Its radio division, with a 73.5% stake in Union Radio, is the largest Spanish-speaking network in the world, with a presence in 10 countries and an audience of 26 million across nearly 1,300 stations. It has a dominant presence in Spain, Chile, and Colombia.

Finally, its newspaper division contains the wholly owned El Pais, the top daily newspaper in Spain. It also owns a 15% stake in Le Monde, which has a presence in more than 100 countries. 

After the company made a huge spree of acquisitions, its debt surged to 8.5 times EBITDA as of September. But late last year the company merged with a special purpose acquisition company, which provided it an $870 million cash infusion and substantially diluted the former owners.  Importantly, the company is committed to paring down its debt and it has the strong cash-generating power of its media businesses to do it. One Citigroup analyst estimates that debt will be down to just 3.5 times EBITDA by the end of the year. This deleveraging will allow value to accrue to equity holders like us. In addition, the merger also established a listing in the U.S., so shares are more liquid for American investors. 

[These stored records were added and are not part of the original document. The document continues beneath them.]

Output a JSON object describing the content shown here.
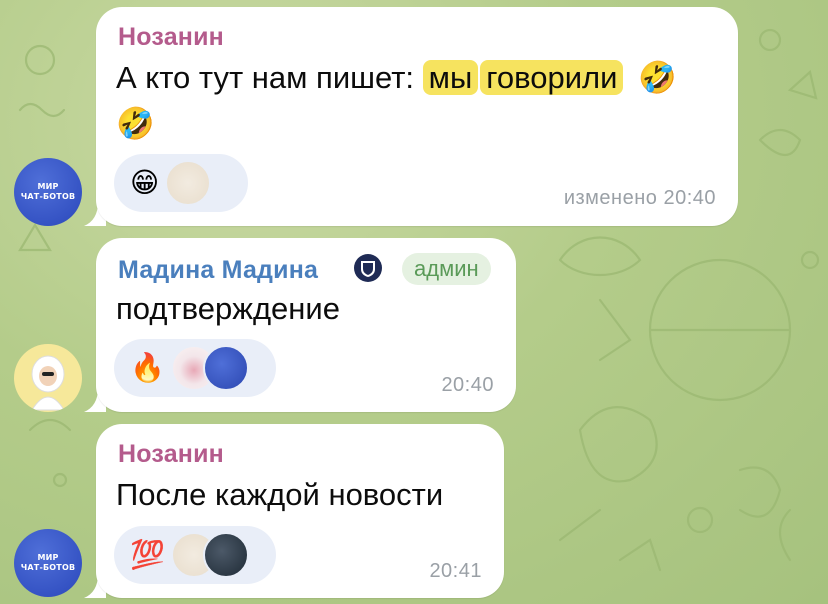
{
  "messages": [
    {
      "sender": "Нозанин",
      "sender_color": "#b45b8c",
      "text_before": "А кто тут нам пишет: ",
      "highlight_1": "мы",
      "highlight_2": "говорили",
      "emoji_inline": "🤣",
      "emoji_line2": "🤣",
      "reaction_emoji": "😁",
      "time": "изменено 20:40",
      "avatar_line1": "МИР",
      "avatar_line2": "ЧАТ-БОТОВ"
    },
    {
      "sender": "Мадина Мадина",
      "sender_color": "#4a7fbd",
      "badge": "админ",
      "text": "подтверждение",
      "reaction_emoji": "🔥",
      "time": "20:40"
    },
    {
      "sender": "Нозанин",
      "sender_color": "#b45b8c",
      "text": "После каждой новости",
      "reaction_emoji": "💯",
      "time": "20:41",
      "avatar_line1": "МИР",
      "avatar_line2": "ЧАТ-БОТОВ"
    }
  ],
  "colors": {
    "highlight": "#f6e35f",
    "bubble": "#ffffff",
    "reaction_bg": "#e9eef8",
    "admin_badge_text": "#5a9a58"
  }
}
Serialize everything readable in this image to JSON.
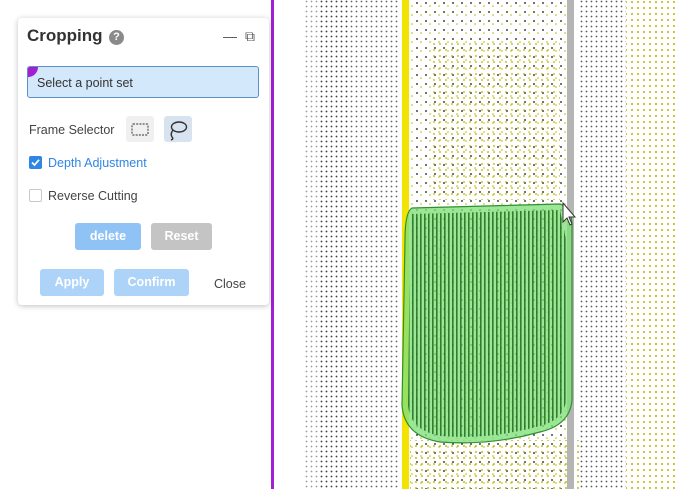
{
  "panel": {
    "title": "Cropping",
    "help_icon": "?",
    "minimize_icon": "—",
    "restore_icon": "⧉",
    "point_set_select": {
      "placeholder": "Select a point set"
    },
    "frame_selector": {
      "label": "Frame Selector",
      "options": [
        "rectangle-icon",
        "lasso-icon"
      ],
      "selected": "lasso-icon"
    },
    "depth_adjustment": {
      "label": "Depth Adjustment",
      "checked": true
    },
    "reverse_cutting": {
      "label": "Reverse Cutting",
      "checked": false
    },
    "buttons": {
      "delete": "delete",
      "reset": "Reset",
      "apply": "Apply",
      "confirm": "Confirm",
      "close": "Close"
    }
  },
  "colors": {
    "accent_blue": "#2f86e3",
    "selection_fill": "#7fe07a",
    "selection_outline": "#2f8f2f",
    "pole_yellow": "#f2e400",
    "vertical_purple": "#a21fd3",
    "point_yellow": "#b8b800"
  }
}
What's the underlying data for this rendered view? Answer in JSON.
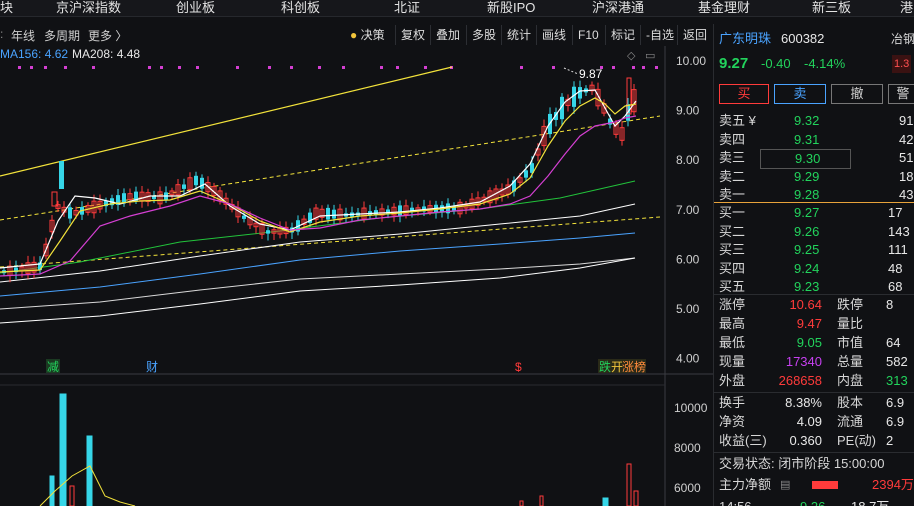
{
  "topnav": [
    "块",
    "京沪深指数",
    "创业板",
    "科创板",
    "北证",
    "新股IPO",
    "沪深港通",
    "基金理财",
    "新三板",
    "港"
  ],
  "toolbar": {
    "left_items": [
      "年线",
      "多周期",
      "更多 〉"
    ],
    "buttons": [
      "决策",
      "复权",
      "叠加",
      "多股",
      "统计",
      "画线",
      "F10",
      "标记",
      "-自选",
      "返回"
    ]
  },
  "ma_legend": {
    "ma156": "MA156: 4.62",
    "ma208": "MA208: 4.48"
  },
  "price_axis": [
    "10.00",
    "9.00",
    "8.00",
    "7.00",
    "6.00",
    "5.00",
    "4.00"
  ],
  "volume_axis": [
    "10000",
    "8000",
    "6000"
  ],
  "peak_label": "9.87",
  "event_markers": [
    "减",
    "财",
    "$",
    "跌",
    "开",
    "涨榜"
  ],
  "stock": {
    "name": "广东明珠",
    "code": "600382",
    "price": "9.27",
    "change": "-0.40",
    "pct": "-4.14%",
    "side_label": "冶钢",
    "side_value": "1.3"
  },
  "actions": {
    "buy": "买",
    "sell": "卖",
    "cancel": "撤",
    "more": "警"
  },
  "asks": [
    {
      "label": "卖五 ¥",
      "price": "9.32",
      "vol": "91"
    },
    {
      "label": "卖四",
      "price": "9.31",
      "vol": "42"
    },
    {
      "label": "卖三",
      "price": "9.30",
      "vol": "51"
    },
    {
      "label": "卖二",
      "price": "9.29",
      "vol": "18"
    },
    {
      "label": "卖一",
      "price": "9.28",
      "vol": "43"
    }
  ],
  "bids": [
    {
      "label": "买一",
      "price": "9.27",
      "vol": "17"
    },
    {
      "label": "买二",
      "price": "9.26",
      "vol": "143"
    },
    {
      "label": "买三",
      "price": "9.25",
      "vol": "111"
    },
    {
      "label": "买四",
      "price": "9.24",
      "vol": "48"
    },
    {
      "label": "买五",
      "price": "9.23",
      "vol": "68"
    }
  ],
  "stats": [
    {
      "k1": "涨停",
      "v1": "10.64",
      "k2": "跌停",
      "v2": "8"
    },
    {
      "k1": "最高",
      "v1": "9.47",
      "k2": "量比",
      "v2": ""
    },
    {
      "k1": "最低",
      "v1": "9.05",
      "k2": "市值",
      "v2": "64"
    },
    {
      "k1": "现量",
      "v1": "17340",
      "k2": "总量",
      "v2": "582"
    },
    {
      "k1": "外盘",
      "v1": "268658",
      "k2": "内盘",
      "v2": "313"
    }
  ],
  "fundamentals": [
    {
      "k1": "换手",
      "v1": "8.38%",
      "k2": "股本",
      "v2": "6.9"
    },
    {
      "k1": "净资",
      "v1": "4.09",
      "k2": "流通",
      "v2": "6.9"
    },
    {
      "k1": "收益(三)",
      "v1": "0.360",
      "k2": "PE(动)",
      "v2": "2"
    }
  ],
  "trade_status": "交易状态: 闭市阶段 15:00:00",
  "main_flow": {
    "label": "主力净额",
    "value": "2394万"
  },
  "tick_row": {
    "time": "14:56",
    "price": "9.26",
    "vol": "18.7万"
  },
  "colors": {
    "up": "#ff3b3b",
    "down": "#22d35c",
    "ma5": "#ffffff",
    "ma10": "#f2e23b",
    "ma20": "#d43fd2",
    "accent": "#4aa3ff"
  }
}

Just how cheap are shares?




Grupo Prisa 12.5 4.0
Sirius XM (Nasdaq: SIRI